Here is a recourse for free practice problems: https://www.kutasoftware.com/

Under the free worksheet section, you can search for the above topics and get plenty of free practice problems.

 

Dysgraphia

 

Dysgraphia is a neurological disorder that affects handwriting.

Famous Dysgraphics include the author Agatha Christie. That’s right, a person with a writing disorder became the best-selling writer of all time.

“I have enjoyed greatly the second blooming... suddenly you find - at the age of 50, say - that a whole new life has opened before you.”

Agatha Christie has Dysgraphia

-Agatha Christie, dysgraphic

 

I’ll say it again, your learning difference is not an excuse nor a barrier to your success.

 

Symptoms of Dysgraphia

 

  • Illegible handwriting

 

  • An awkward grip on the pen or pencil, causing the hand muscles to cramp or get tired

 

  • Difficulty with the spacing of characters

 

  • Difficulty with spelling

 

  • Rushes handwriting

 

  • Words tend to run into each other

 

I’ve never met a dysgraphic student that couldn’t write well. I know what you’re thinking, if they could write well they wouldn’t be dysgraphic!

The problem is these students rush their handwriting like crazy. Ask the student to slow down and write as neatly as possible. Give them as much time as they need. The results will blow your mind, totally legible handwriting every time.

Am I saying that dysgraphia is really just rushing? Not at all. If the student continues writing as neatly as possible for an extended period of time they will quickly become exhausted. Slowing down is a tool that can help, however.

 

Ways to manage Dysgraphia

 

  1. Slow down!!! It’s not a race, ask your student to really take their time and you will see a huge improvement.
  2. Dysgraphics often have trouble gripping the pen.

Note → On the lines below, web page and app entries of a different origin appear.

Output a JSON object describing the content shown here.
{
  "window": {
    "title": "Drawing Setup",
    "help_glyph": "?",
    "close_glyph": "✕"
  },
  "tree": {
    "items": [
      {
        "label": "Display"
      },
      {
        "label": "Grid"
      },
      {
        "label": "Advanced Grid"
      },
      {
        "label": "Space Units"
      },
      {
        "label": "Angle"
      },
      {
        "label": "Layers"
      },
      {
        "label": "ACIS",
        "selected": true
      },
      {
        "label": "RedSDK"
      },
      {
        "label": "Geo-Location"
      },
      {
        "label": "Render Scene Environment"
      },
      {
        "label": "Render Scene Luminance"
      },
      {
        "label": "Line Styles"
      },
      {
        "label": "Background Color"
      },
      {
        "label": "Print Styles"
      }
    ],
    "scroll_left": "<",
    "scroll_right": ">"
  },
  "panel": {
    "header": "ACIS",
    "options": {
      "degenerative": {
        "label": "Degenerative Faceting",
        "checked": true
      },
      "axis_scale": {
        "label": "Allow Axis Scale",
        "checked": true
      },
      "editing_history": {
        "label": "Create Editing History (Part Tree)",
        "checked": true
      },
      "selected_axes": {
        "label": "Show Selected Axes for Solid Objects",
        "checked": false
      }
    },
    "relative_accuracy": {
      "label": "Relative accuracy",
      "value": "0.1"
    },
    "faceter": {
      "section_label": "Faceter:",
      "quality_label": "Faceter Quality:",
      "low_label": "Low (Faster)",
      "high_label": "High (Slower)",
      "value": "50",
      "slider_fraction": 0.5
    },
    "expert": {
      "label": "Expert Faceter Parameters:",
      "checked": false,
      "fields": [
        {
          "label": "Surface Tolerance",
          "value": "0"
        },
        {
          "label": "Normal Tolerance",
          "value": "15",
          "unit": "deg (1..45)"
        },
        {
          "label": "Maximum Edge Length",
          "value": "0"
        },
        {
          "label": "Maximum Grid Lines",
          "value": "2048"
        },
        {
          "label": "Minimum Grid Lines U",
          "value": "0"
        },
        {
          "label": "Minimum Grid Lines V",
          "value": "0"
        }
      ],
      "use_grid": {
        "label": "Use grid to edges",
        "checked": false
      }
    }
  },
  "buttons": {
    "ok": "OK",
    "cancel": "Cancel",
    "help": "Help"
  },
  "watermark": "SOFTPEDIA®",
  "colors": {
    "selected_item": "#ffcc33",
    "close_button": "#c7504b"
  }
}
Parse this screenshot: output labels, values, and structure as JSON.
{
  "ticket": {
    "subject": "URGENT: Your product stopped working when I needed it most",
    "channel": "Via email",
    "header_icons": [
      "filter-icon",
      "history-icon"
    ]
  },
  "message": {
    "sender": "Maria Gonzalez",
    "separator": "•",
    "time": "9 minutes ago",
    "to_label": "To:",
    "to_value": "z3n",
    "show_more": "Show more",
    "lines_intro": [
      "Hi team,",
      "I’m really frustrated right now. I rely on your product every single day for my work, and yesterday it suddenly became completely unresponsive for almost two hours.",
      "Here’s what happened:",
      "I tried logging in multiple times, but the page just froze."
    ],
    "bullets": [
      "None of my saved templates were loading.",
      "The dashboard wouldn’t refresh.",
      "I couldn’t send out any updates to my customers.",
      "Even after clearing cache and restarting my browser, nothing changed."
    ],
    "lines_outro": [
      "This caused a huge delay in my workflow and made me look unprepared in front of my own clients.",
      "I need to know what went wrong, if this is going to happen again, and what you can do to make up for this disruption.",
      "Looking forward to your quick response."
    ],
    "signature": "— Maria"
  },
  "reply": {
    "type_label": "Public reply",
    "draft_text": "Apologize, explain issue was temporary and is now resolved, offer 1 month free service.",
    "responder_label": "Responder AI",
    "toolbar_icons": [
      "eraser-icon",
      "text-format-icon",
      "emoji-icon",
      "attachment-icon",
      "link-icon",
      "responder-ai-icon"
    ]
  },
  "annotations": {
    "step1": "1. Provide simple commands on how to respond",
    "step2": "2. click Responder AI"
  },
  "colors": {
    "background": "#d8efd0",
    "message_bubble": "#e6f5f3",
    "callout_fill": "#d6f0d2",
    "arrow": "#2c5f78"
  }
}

One effective technique is to get an assortment of pens of different widths and let your student pick their favorite. Having the right-width pen can reduce the effort needed and give your student more writing stamina.
  3. You can also try adding a grip to the pen such as this: Pencil Grip
  4. Don’t underestimate graph paper. The squares on the page can help a dysgraphic student with letter spacing and staying organized. We recommend large square graph paper such as this: Large Square Graph Paper

 

Summary

 

Whatever your learning genius is don’t let it discourage you! Just because you are having a hard time with a class doesn’t mean you won’t be successful.

I hope I have proven to you that your learning genius is not an obstacle but a gift. If you have any questions you are welcome to contact me anytime, I love talking about this stuff!

 

"Everyone's got it in him if he'll only make up his mind and stick at it. None of us is born with a stop-valve on his powers or with a set limit to his capacities, There's no limit possible to the expansion of each one of us."

        -Charles Schwab, dyslexic.

Chales Schwab has dyslexia